Probably the best track off Iron Maiden's Live at Rock in Rio album.
With an acoustic intro building up into a manic crescendo, this is another maritime epic in the same vein as 'The Rime Of The Ancient Mariner'. The Instrumental part summons up images of a ship struggling in the middle of a storm. During this particular part, Nicko's fast foot gives the impression of a double-bass drum. This spurred a polemic among the fans, some of them saying that it was the first time that he used double-kick mechanism.
The lyrics are a metaphor of life, with the ship sailing west towards the setting sun representing death. The "ghost of navigators" could be an allusion to all of those who go through life without really realizing it, being therefore "lost" and not in control of their navigation. This sentence could also refer to our forebears who have sailed the same 'seas' as us whose memory stil remains. In any case, "nothing's real until you feel" is probably an advice to experience life to the fullest, with its ups and downs, or run the risk to have wasted the short time between the cradle and the grave.
Ben: What are you doing?
John: Getting faced and listening to Ghost of the Navigator.

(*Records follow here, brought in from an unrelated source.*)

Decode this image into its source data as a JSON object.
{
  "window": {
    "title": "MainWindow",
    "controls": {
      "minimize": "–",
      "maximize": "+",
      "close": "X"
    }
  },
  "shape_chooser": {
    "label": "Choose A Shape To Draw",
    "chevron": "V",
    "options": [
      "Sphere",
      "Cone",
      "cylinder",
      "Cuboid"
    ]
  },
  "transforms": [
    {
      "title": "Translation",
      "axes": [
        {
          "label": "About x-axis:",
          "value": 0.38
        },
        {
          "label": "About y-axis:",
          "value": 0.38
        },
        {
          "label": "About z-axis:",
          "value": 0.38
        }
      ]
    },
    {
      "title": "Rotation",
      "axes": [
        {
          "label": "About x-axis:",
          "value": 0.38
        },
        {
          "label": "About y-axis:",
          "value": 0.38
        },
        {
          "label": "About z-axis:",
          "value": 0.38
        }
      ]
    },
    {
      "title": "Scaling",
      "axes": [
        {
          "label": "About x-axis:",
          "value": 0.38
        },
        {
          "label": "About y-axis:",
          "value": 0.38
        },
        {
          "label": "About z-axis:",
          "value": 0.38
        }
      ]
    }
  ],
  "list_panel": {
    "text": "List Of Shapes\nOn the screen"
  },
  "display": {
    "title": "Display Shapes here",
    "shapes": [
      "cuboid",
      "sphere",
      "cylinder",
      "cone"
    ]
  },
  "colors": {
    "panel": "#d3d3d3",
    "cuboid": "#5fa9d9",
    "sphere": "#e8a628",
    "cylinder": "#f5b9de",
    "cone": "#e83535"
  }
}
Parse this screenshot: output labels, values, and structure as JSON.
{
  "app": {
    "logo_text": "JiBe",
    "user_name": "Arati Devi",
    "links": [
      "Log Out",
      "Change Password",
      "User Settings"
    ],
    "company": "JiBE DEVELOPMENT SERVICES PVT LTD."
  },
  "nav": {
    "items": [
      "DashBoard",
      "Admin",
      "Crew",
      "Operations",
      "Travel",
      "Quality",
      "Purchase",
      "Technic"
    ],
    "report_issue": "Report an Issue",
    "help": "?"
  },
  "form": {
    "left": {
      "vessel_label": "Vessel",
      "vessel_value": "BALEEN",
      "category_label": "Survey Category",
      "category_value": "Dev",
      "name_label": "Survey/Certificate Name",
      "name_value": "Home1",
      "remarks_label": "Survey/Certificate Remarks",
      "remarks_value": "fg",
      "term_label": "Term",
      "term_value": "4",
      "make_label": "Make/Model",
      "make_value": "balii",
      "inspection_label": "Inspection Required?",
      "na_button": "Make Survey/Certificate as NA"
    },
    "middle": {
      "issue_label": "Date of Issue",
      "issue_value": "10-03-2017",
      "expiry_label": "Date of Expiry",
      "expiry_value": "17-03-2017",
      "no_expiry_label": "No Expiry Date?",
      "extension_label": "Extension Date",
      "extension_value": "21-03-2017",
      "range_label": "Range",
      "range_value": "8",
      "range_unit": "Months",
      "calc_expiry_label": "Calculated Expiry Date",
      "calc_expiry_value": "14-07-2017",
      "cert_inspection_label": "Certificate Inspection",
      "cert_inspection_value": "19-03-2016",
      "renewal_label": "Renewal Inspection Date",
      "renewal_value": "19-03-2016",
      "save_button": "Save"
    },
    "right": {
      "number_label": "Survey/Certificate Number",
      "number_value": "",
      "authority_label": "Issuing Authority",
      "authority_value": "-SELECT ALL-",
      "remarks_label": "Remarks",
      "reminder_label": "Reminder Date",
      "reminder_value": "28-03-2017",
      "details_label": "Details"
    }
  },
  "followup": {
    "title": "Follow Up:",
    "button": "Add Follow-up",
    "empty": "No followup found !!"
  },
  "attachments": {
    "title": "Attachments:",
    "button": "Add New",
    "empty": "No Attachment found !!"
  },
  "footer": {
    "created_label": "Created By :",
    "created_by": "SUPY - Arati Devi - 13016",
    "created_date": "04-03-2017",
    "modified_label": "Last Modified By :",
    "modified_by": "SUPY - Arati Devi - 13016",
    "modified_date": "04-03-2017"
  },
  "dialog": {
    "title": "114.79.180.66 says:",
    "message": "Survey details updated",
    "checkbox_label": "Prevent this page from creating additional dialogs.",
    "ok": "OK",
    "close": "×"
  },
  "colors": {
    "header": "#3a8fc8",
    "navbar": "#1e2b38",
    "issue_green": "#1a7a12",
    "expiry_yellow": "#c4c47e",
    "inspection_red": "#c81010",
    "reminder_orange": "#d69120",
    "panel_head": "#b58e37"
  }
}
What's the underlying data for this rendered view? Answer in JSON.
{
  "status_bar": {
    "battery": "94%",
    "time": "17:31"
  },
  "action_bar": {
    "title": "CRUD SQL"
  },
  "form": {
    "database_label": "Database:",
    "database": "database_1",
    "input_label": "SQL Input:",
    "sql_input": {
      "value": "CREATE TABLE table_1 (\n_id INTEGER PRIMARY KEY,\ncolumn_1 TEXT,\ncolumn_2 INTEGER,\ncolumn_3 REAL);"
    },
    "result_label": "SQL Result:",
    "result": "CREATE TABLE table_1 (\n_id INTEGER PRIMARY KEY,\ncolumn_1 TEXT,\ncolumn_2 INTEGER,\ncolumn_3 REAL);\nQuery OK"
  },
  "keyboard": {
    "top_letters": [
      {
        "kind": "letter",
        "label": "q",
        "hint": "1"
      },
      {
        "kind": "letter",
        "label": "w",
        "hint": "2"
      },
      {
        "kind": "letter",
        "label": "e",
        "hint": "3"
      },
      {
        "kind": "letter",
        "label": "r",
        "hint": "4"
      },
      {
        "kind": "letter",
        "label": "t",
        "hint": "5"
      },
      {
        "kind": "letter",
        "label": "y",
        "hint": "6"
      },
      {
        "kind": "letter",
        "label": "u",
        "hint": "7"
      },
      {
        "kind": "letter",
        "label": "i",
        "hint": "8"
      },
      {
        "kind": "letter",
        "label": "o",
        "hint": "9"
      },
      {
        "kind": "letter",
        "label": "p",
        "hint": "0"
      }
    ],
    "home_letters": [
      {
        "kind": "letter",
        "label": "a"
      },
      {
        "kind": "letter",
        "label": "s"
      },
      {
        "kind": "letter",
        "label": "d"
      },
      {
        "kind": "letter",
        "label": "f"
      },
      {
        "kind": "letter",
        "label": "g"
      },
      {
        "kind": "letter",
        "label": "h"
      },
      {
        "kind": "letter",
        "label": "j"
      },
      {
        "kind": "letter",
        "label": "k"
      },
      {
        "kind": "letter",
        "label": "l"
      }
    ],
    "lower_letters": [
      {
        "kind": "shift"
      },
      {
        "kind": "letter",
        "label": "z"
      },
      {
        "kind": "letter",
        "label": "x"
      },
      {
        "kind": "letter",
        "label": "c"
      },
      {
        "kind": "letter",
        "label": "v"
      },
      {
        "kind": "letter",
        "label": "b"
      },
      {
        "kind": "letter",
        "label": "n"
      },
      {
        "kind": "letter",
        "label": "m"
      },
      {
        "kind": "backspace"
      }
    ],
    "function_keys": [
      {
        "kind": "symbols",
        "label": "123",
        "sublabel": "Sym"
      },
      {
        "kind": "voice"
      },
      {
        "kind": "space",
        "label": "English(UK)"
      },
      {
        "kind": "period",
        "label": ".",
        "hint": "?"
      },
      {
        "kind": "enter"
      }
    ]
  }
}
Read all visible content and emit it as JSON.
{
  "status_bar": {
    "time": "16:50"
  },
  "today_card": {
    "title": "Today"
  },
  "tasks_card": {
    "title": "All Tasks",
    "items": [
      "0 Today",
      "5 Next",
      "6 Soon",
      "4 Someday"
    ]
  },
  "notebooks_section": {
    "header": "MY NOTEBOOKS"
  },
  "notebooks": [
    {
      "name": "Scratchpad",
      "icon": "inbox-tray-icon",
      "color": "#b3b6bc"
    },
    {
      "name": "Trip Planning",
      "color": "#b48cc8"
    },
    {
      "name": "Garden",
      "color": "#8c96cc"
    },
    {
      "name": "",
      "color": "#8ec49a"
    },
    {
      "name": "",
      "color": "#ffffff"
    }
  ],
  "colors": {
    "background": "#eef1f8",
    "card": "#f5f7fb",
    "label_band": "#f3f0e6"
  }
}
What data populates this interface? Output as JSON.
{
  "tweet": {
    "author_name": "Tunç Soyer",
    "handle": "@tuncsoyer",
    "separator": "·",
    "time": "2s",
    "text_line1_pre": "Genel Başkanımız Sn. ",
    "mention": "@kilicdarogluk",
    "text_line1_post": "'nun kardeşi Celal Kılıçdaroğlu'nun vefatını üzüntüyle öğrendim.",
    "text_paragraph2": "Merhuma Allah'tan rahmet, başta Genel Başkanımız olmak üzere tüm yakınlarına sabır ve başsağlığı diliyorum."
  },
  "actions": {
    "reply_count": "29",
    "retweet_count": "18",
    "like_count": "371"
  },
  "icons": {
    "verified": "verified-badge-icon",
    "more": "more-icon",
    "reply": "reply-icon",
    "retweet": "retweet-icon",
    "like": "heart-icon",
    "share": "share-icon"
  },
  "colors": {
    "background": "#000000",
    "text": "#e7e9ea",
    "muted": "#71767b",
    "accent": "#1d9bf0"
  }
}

Ben: That's Iron Maiden's best song from the Rock in Rio album.
John: Yeah, I know.